Sometimes called the "pig deer" because of adult males' unusual tusks, babirusas live in wetlands and swamps within the rain forests of Indonesia's islands of Sulawesi, Togian, Sula, and Buru.
At the otter and monkey exhibit along Hippo Trail, you can see swamp and spot-nosed monkeys play “grab-the-tail” with spotted-necked otters, groom them, and occasionally even hitch a quick ride on an otter as it swims by!
At first glance, the pygmy hippo looks like a mini version of its larger relative, the river or common hippopotamus. But the pygmy hippo is much less aquatic than its cousin.
Bonobos are quite possibly the most intelligent primates on Earth (other than us, of course!)—and the San Diego Zoo was one of the first zoos to exhibit these highly endangered primates.
San Diego Zoo guests can encounter some of the most rare and endangered monkeys on Earth in the Zoo’s Lost Forest.
Most closely related to horses and rhinos, tapirs have a nose and upper lip combined into a flexible snout like an elephant’s trunk, which they use to reach and pull plant material into their mouth.

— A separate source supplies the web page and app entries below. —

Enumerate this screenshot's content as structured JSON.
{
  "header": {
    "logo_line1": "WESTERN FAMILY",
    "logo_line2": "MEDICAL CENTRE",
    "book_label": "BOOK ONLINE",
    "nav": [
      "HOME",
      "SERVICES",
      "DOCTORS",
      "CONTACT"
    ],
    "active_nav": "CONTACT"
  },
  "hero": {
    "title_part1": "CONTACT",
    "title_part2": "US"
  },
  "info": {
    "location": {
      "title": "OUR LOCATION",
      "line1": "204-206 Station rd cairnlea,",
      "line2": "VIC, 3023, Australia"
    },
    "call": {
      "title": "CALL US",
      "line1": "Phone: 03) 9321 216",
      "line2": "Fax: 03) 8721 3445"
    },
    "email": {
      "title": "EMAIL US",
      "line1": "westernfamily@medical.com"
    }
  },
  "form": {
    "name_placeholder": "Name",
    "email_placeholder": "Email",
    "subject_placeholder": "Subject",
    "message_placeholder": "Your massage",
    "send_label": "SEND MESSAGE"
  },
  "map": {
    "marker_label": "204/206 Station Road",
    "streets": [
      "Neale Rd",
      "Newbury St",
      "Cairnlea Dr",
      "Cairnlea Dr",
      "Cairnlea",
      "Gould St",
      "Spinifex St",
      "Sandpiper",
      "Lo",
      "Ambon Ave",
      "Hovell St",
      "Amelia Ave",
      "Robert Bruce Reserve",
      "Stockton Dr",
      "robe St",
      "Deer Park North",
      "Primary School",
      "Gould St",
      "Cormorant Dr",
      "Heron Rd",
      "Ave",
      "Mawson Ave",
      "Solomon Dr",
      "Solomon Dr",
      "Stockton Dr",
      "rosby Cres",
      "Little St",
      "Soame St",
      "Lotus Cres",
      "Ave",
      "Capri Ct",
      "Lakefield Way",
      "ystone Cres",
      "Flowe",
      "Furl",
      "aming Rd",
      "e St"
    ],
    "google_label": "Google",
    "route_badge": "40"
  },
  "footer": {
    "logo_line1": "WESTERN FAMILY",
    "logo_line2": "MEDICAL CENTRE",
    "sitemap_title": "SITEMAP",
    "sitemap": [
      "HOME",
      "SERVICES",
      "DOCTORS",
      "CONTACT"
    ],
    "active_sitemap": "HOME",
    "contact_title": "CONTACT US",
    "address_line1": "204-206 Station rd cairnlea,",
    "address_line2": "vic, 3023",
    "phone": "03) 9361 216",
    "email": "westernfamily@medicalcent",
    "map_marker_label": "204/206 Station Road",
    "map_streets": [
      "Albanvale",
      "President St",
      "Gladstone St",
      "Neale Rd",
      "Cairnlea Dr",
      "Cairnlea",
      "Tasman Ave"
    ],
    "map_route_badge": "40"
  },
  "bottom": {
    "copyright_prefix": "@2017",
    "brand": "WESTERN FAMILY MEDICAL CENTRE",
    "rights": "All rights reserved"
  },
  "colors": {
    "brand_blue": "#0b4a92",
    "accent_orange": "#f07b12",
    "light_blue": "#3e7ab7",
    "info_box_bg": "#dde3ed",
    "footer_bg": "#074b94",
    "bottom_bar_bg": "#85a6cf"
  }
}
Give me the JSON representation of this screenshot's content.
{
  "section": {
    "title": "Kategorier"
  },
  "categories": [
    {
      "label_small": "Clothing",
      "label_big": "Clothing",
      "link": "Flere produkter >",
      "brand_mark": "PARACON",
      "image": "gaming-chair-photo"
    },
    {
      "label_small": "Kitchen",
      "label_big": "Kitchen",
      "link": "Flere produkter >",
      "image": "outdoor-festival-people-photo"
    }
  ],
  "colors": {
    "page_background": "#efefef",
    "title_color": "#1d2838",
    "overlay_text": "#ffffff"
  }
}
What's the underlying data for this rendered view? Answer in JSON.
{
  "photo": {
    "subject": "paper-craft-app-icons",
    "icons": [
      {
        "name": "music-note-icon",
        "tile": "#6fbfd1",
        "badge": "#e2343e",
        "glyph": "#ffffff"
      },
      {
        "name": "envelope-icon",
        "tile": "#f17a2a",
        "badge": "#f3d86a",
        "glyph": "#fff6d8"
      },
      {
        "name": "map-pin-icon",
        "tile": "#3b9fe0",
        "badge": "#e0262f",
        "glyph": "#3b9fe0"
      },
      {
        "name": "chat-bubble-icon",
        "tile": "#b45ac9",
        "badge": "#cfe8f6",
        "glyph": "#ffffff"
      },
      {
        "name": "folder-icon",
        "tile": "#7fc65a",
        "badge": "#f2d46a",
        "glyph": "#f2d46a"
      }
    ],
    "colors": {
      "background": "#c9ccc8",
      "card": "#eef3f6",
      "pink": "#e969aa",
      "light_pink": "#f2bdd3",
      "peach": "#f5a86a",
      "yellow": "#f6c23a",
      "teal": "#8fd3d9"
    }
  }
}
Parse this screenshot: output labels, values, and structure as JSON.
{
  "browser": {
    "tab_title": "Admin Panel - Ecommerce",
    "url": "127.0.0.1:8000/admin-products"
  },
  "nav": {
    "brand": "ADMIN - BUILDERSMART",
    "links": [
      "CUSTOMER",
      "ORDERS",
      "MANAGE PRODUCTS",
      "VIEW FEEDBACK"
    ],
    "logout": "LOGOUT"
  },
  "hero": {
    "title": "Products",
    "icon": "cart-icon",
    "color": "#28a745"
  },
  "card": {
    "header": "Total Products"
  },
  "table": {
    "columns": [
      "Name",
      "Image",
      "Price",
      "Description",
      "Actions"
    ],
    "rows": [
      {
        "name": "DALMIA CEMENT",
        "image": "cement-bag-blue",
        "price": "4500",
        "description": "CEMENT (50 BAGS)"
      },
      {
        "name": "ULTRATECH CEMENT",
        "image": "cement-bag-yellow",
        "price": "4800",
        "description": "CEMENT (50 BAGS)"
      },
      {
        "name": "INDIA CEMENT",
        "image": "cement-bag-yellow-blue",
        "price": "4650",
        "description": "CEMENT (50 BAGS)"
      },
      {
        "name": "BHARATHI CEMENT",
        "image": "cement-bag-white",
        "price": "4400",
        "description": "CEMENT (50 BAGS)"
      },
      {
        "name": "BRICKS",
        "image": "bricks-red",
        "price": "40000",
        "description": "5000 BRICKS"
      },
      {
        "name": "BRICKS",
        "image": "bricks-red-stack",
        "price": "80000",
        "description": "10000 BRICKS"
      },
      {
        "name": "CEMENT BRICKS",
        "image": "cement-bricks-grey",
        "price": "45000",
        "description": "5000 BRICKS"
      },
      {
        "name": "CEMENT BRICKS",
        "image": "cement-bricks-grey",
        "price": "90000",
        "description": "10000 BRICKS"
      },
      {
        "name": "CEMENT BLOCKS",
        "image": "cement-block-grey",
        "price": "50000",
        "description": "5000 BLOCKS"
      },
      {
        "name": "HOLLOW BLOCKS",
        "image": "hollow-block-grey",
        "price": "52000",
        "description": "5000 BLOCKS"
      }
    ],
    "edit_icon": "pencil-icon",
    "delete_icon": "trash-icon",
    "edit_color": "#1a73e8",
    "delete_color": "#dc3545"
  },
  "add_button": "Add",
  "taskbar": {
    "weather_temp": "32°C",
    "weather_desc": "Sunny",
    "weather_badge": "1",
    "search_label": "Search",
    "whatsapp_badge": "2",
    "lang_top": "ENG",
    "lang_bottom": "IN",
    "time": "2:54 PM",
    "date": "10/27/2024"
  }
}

With its white-and-black striped hindquarters and front legs, the okapi looks like it must be related to zebras. But take a look at an okapi’s head, and you’ll notice a resemblance to giraffes.